British PM tries to water down Home Secretary’s bullying report


November 22, 2020

LONDON: British Prime Minister Boris Johnson asked his standards ministerial adviser Sir Alex Allen to tone down the official inquiry that found Home Secretary Priti Patel was involved in bullying of civil servants, sources have said.

Sources at Number 10 Downing Street have shared with the media that Boris Johnson asked Sir Allen to make changes in the report to make it “palatable” but the adviser refused to change the report. It emerged that the PM asked Sir Alex Allan to tone down his finding that Priti Patel’s behaviour amounted to bullying as he found instances of shouting and swearing.

Sir Allen quitted on Friday when Mr Johnson overruled his conclusion that Ms Patel breached the ministerial code and stood by his home secretary. Offering an "unreserved, fulsome apology", Ms Patel seized on Sir Alex's finding that she received no feedback on the impact of her behaviour.

Sir Philip Rutnam, who quitted as the Home Office's permanent secretary after accusing Ms Patel of a "vicious and orchestrated briefing campaign" against him, said Priti Patel was wrong as she was advised not to shout and swear at staff the month after her appointment in 2019 and that he told her to treat staff with respect "on a number of further occasions".

Sir Philip also said he was not interviewed for the inquiry despite him having launched a constructive dismissal claim at an employment tribunal.

Former diplomat and national security adviser Lord Ricketts said: "The ministerial code is policed by the prime minister and if the prime minister rejects the finding of his independent adviser then there is clearly something quite wrong with the situation. "It seems to imply that bullying by a senior minister is acceptable and that sends a very bad signal for relations between ministers and the civil service."

He added: "The country is facing such a serious issue with recovery from the pandemic, we need ministers and civil servants to be working together confidently, with trust and with frankness on both sides and this episode has not helped that."

A Downing Street spokesman said: "As you would expect, the prime minister spoke to Sir Alex Allan to further his understanding of the report. Sir Alex's conclusions are entirely his own."

Labour called for an urgent investigation and called for the "initial, unedited report" to be published in full.

Shadow Home Office Minister Holly Lynch said: "These are serious allegations that suggest Boris Johnson tried to interfere with an investigation into bullying accusations against one of his closest political allies."

The former home secretary Ken Clarke has expressed concern over the prime minister’s refusal to sack Priti Patel, despite a formal investigation finding evidence that she had bullied civil servants. He said: “It was assumed before that if an investigation was taken this far and if anyone was found to have broken the ministerial code, I don’t think anyone would have doubted the minister, to use the old phrase, would have to consider his or her position,” he said.

Clarke said he was particularly worried by the resignation of Sir Alex Allan, the prime minister’s ethics adviser, whom he described as “quiet and reasonable”.

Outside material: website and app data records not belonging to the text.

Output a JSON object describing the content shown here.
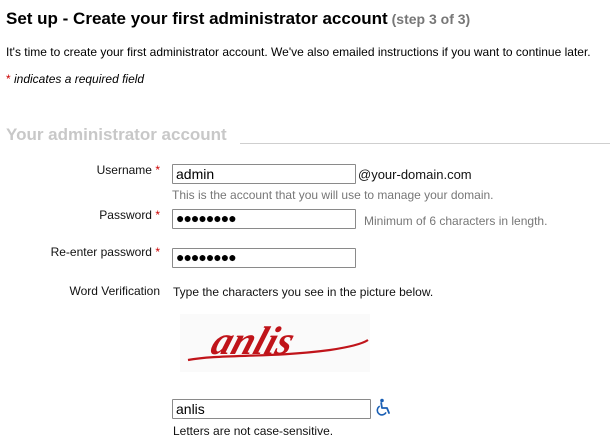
{
  "header": {
    "title": "Set up - Create your first administrator account",
    "step": "(step 3 of 3)"
  },
  "intro_text": "It's time to create your first administrator account. We've also emailed instructions if you want to continue later.",
  "required_note": {
    "star": "*",
    "text": " indicates a required field"
  },
  "section": {
    "title": "Your administrator account"
  },
  "form": {
    "username": {
      "label": "Username",
      "star": "*",
      "value": "admin",
      "suffix": "@your-domain.com",
      "hint": "This is the account that you will use to manage your domain."
    },
    "password": {
      "label": "Password",
      "star": "*",
      "masked": "●●●●●●●●",
      "hint": "Minimum of 6 characters in length."
    },
    "password_confirm": {
      "label": "Re-enter password",
      "star": "*",
      "masked": "●●●●●●●●"
    },
    "verification": {
      "label": "Word Verification",
      "instructions": "Type the characters you see in the picture below.",
      "captcha_text": "anlis",
      "value": "anlis",
      "note": "Letters are not case-sensitive.",
      "audio_icon": "wheelchair-accessibility-icon"
    }
  },
  "colors": {
    "required_star": "#cc0000",
    "section_title": "#c8c8c8",
    "captcha": "#c0141a",
    "accessibility_icon": "#1a5fb4"
  }
}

The former Home Office permanent secretary Sir David Normington also criticised Boris Johnson for backing Patel, condemning the decision as “completely unacceptable”. Normington said it was “the first time as far as I can remember we have a prime minister that doesn’t seem willing to stand up for high standards in public life”.

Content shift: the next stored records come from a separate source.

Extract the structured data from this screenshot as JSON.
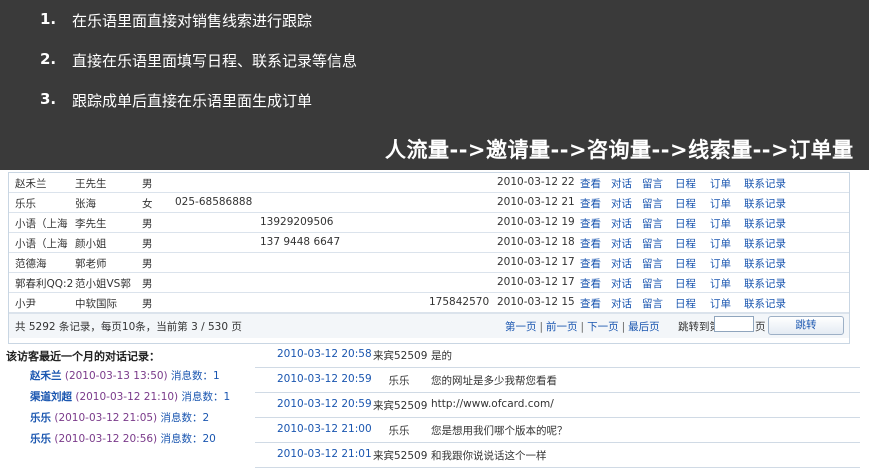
{
  "banner": {
    "items": [
      {
        "num": "1.",
        "text": "在乐语里面直接对销售线索进行跟踪"
      },
      {
        "num": "2.",
        "text": "直接在乐语里面填写日程、联系记录等信息"
      },
      {
        "num": "3.",
        "text": "跟踪成单后直接在乐语里面生成订单"
      }
    ],
    "flow": "人流量-->邀请量-->咨询量-->线索量-->订单量"
  },
  "actions": [
    "查看",
    "对话",
    "留言",
    "日程",
    "订单",
    "联系记录"
  ],
  "grid_rows": [
    {
      "name": "赵禾兰",
      "contact": "王先生",
      "sex": "男",
      "tel1": "",
      "tel2": "",
      "tel3": "",
      "time": "2010-03-12 22:1"
    },
    {
      "name": "乐乐",
      "contact": "张海",
      "sex": "女",
      "tel1": "025-68586888",
      "tel2": "",
      "tel3": "",
      "time": "2010-03-12 21:0"
    },
    {
      "name": "小语（上海",
      "contact": "李先生",
      "sex": "男",
      "tel1": "",
      "tel2": "13929209506",
      "tel3": "",
      "time": "2010-03-12 19:1"
    },
    {
      "name": "小语（上海",
      "contact": "颜小姐",
      "sex": "男",
      "tel1": "",
      "tel2": "137 9448 6647",
      "tel3": "",
      "time": "2010-03-12 18:4"
    },
    {
      "name": "范德海",
      "contact": "郭老师",
      "sex": "男",
      "tel1": "",
      "tel2": "",
      "tel3": "",
      "time": "2010-03-12 17:1"
    },
    {
      "name": "郭春利QQ:2",
      "contact": "范小姐VS郭",
      "sex": "男",
      "tel1": "",
      "tel2": "",
      "tel3": "",
      "time": "2010-03-12 17:0"
    },
    {
      "name": "小尹",
      "contact": "中软国际",
      "sex": "男",
      "tel1": "",
      "tel2": "",
      "tel3": "175842570",
      "time": "2010-03-12 15:4"
    }
  ],
  "footer": {
    "summary": "共 5292 条记录，每页10条，当前第 3 / 530 页",
    "first": "第一页",
    "prev": "前一页",
    "next": "下一页",
    "last": "最后页",
    "sep": "|",
    "jump_label": "跳转到第",
    "jump_value": "",
    "jump_unit": "页",
    "jump_button": "跳转"
  },
  "recent": {
    "title": "该访客最近一个月的对话记录：",
    "items": [
      {
        "name": "赵禾兰",
        "time": "(2010-03-13 13:50)",
        "count": "消息数：1"
      },
      {
        "name": "渠道刘超",
        "time": "(2010-03-12 21:10)",
        "count": "消息数：1"
      },
      {
        "name": "乐乐",
        "time": "(2010-03-12 21:05)",
        "count": "消息数：2"
      },
      {
        "name": "乐乐",
        "time": "(2010-03-12 20:56)",
        "count": "消息数：20"
      }
    ]
  },
  "log": [
    {
      "time": "2010-03-12 20:58",
      "who": "来宾52509",
      "msg": "是的"
    },
    {
      "time": "2010-03-12 20:59",
      "who": "乐乐",
      "msg": "您的网址是多少我帮您看看"
    },
    {
      "time": "2010-03-12 20:59",
      "who": "来宾52509",
      "msg": "http://www.ofcard.com/"
    },
    {
      "time": "2010-03-12 21:00",
      "who": "乐乐",
      "msg": "您是想用我们哪个版本的呢？"
    },
    {
      "time": "2010-03-12 21:01",
      "who": "来宾52509",
      "msg": "和我跟你说说话这个一样"
    }
  ]
}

He told BBC Radio 4: “There needs to be a recognition from her [Patel] and the prime minister that she was found to have bullied staff, possibly in three departments not just the Home Office, and that is completely unacceptable.”

“The prime minister has simply put aside the findings of a report, and of the independent adviser, Sir Alex Allan, that she is a bully and you shouldn’t have bullies in government. We have to put ourselves in the position of the bullied. No one has spoken up for them, some of them are junior staff and who will be sitting there today thinking that their voice has not been heard and you cannot rely on the prime minister to stand up for them.”